AIRCRAFT MAKER Airbus has fessed up to a hack that saw cyber crooks take off with a virtual cargo comprising of ID and contact data belonging to its employees.
According to Airbus, no customer data winged its way out of the company’s databases, so frequent flyers reading this need not panic. Nor did the hack impact Airbus’ commercial operations leading to grounded planes; if you want to do that, then best get a drone, not that we advise such tomfoolery.
The attack was directed at Airbus’ “Commercial Aircraft business” information systems, hence the employee data being lifted off the infrastructure.
Rather than try and jet away from the situation, Airbus has decided to cool its jets and look into the breach.
“This incident is being thoroughly investigated by Airbus’ experts who have taken immediate and appropriate actions to reinforce existing security measures and to mitigate its potential impact, as well as determining its origins,” the company said in a statement.
“Investigations are ongoing to understand if any specific data was targeted, however we do know some personal data was accessed. This is mostly professional contact and IT identification details of some Airbus employees in Europe.”
Finding out who carried out the attack and why they targeted the employee data doesn’t look like it’ll be plane sailing for Airbus. But it gives the firm the scope to get its IT ship-shape, especially as it’s yet another aviation-related firm that’s suffered a hack attack and data breach in the past 12 months; BA suffered a brace of attacks, while Boeing fell foul to the WannaCry ransomware campaign.
If you’ll indulge us for a moment, we’ll put on our rather tattered Hat of Speculation and posit that the hackers may have been going after intellectual property data belonging to Airbus, especially as the company works on military and space programs. But the hack didn’t go as planned, so the hackers cut their losses and made off with a cache of data instead.

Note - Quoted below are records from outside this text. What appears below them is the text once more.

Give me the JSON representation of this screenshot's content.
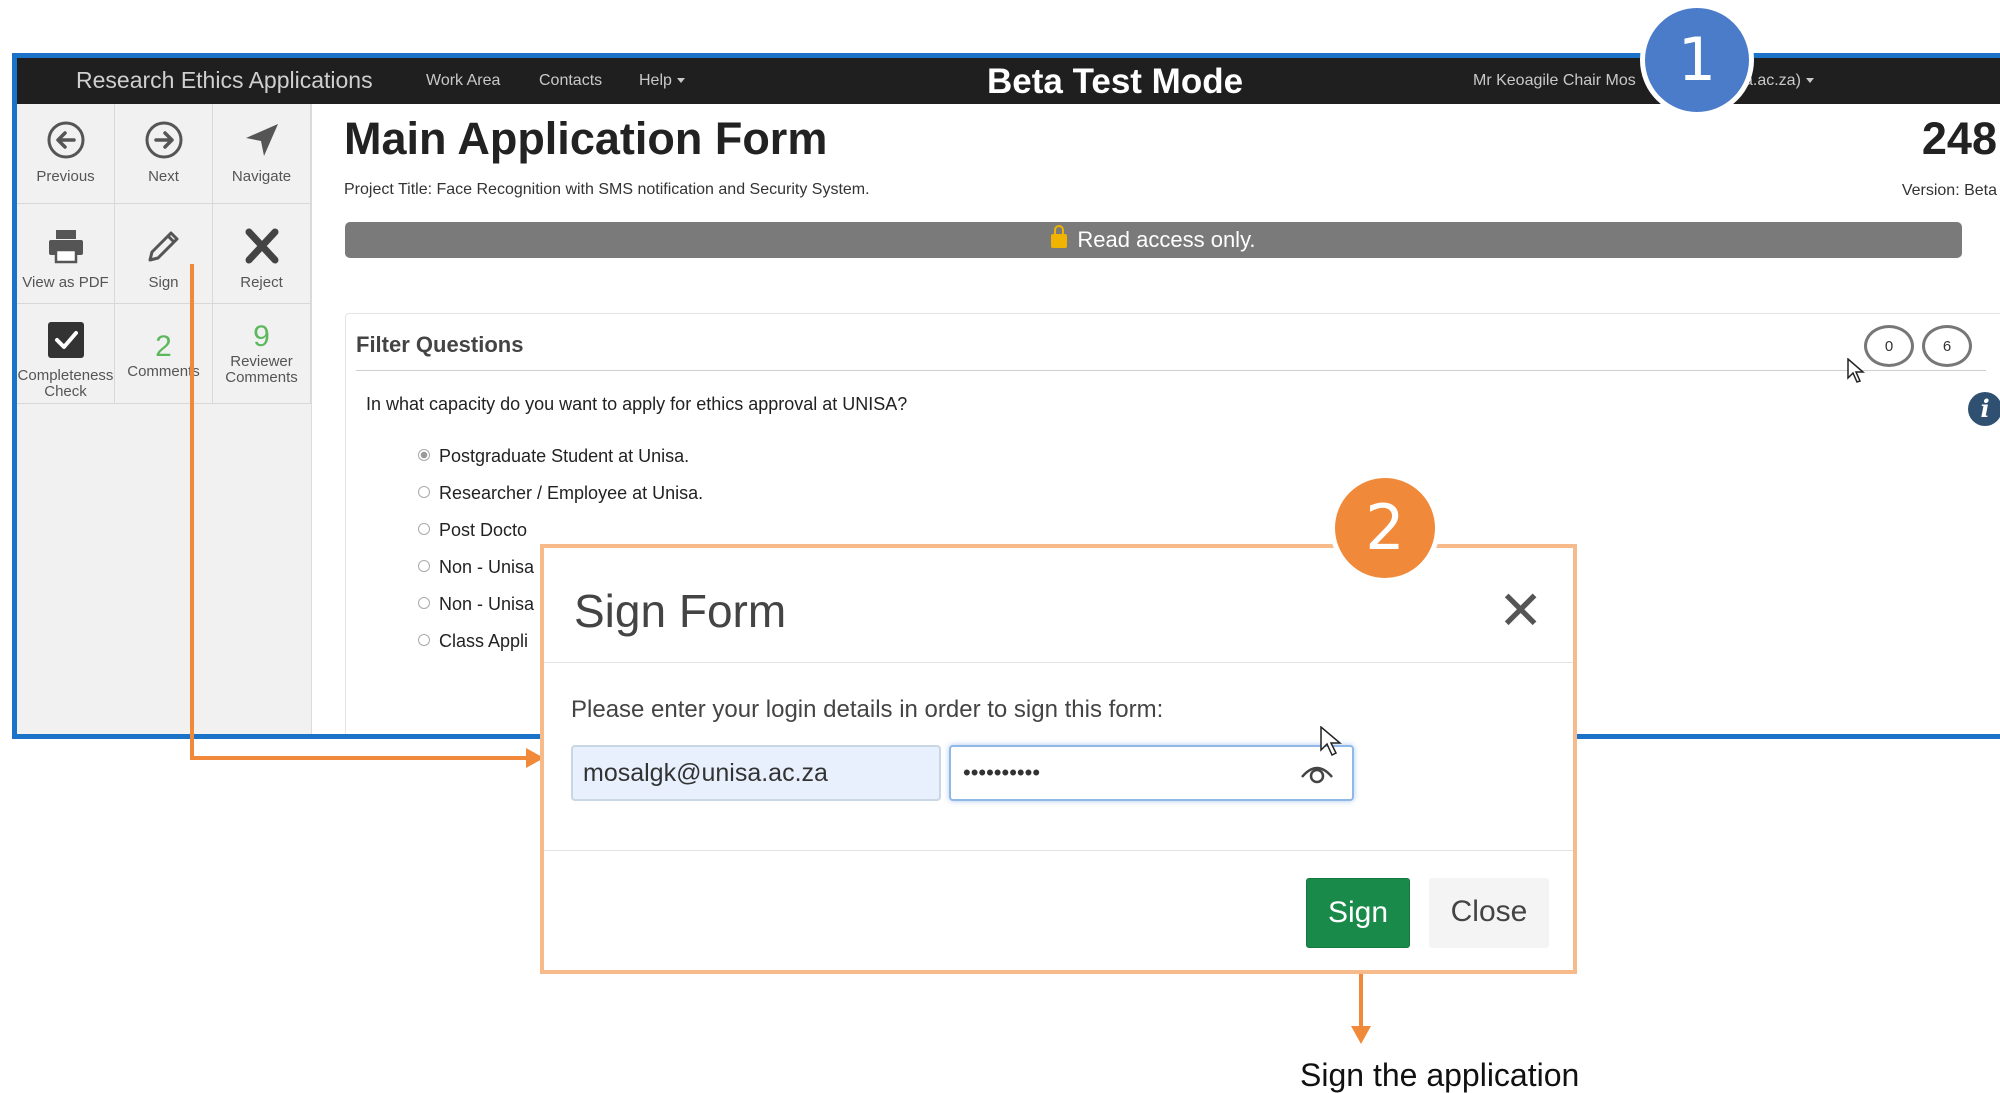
{
  "navbar": {
    "brand": "Research Ethics Applications",
    "links": [
      "Work Area",
      "Contacts",
      "Help"
    ],
    "mode_title": "Beta Test Mode",
    "user": "Mr Keoagile Chair Mos",
    "user_email_fragment": "unisa.ac.za)"
  },
  "sidebar": {
    "previous": "Previous",
    "next": "Next",
    "navigate": "Navigate",
    "view_pdf": "View as PDF",
    "sign": "Sign",
    "reject": "Reject",
    "completeness_line1": "Completeness",
    "completeness_line2": "Check",
    "comments_count": "2",
    "comments": "Comments",
    "reviewer_count": "9",
    "reviewer_line1": "Reviewer",
    "reviewer_line2": "Comments"
  },
  "main": {
    "title": "Main Application Form",
    "project_title": "Project Title: Face Recognition with SMS notification and Security System.",
    "form_number": "248",
    "version": "Version: Beta",
    "read_access": "Read access only."
  },
  "panel": {
    "heading": "Filter Questions",
    "bubble_left": "0",
    "bubble_right": "6",
    "info_icon": "i",
    "question": "In what capacity do you want to apply for ethics approval at UNISA?",
    "options": [
      "Postgraduate Student at Unisa.",
      "Researcher / Employee at Unisa.",
      "Post Docto",
      "Non - Unisa",
      "Non - Unisa",
      "Class Appli"
    ]
  },
  "badges": {
    "one": "1",
    "two": "2"
  },
  "modal": {
    "title": "Sign Form",
    "close_symbol": "✕",
    "prompt": "Please enter your login details in order to sign this form:",
    "username_value": "mosalgk@unisa.ac.za",
    "password_value": "••••••••••",
    "sign_label": "Sign",
    "close_label": "Close"
  },
  "annotation": {
    "caption": "Sign the application",
    "arrow_color": "#f08a3a",
    "accent_blue": "#1a73c8"
  }
}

Now that’s probably not the case, but heck it’s something to chew over and virtual catnip for conspiracy theorists. µ
Source : Inquirer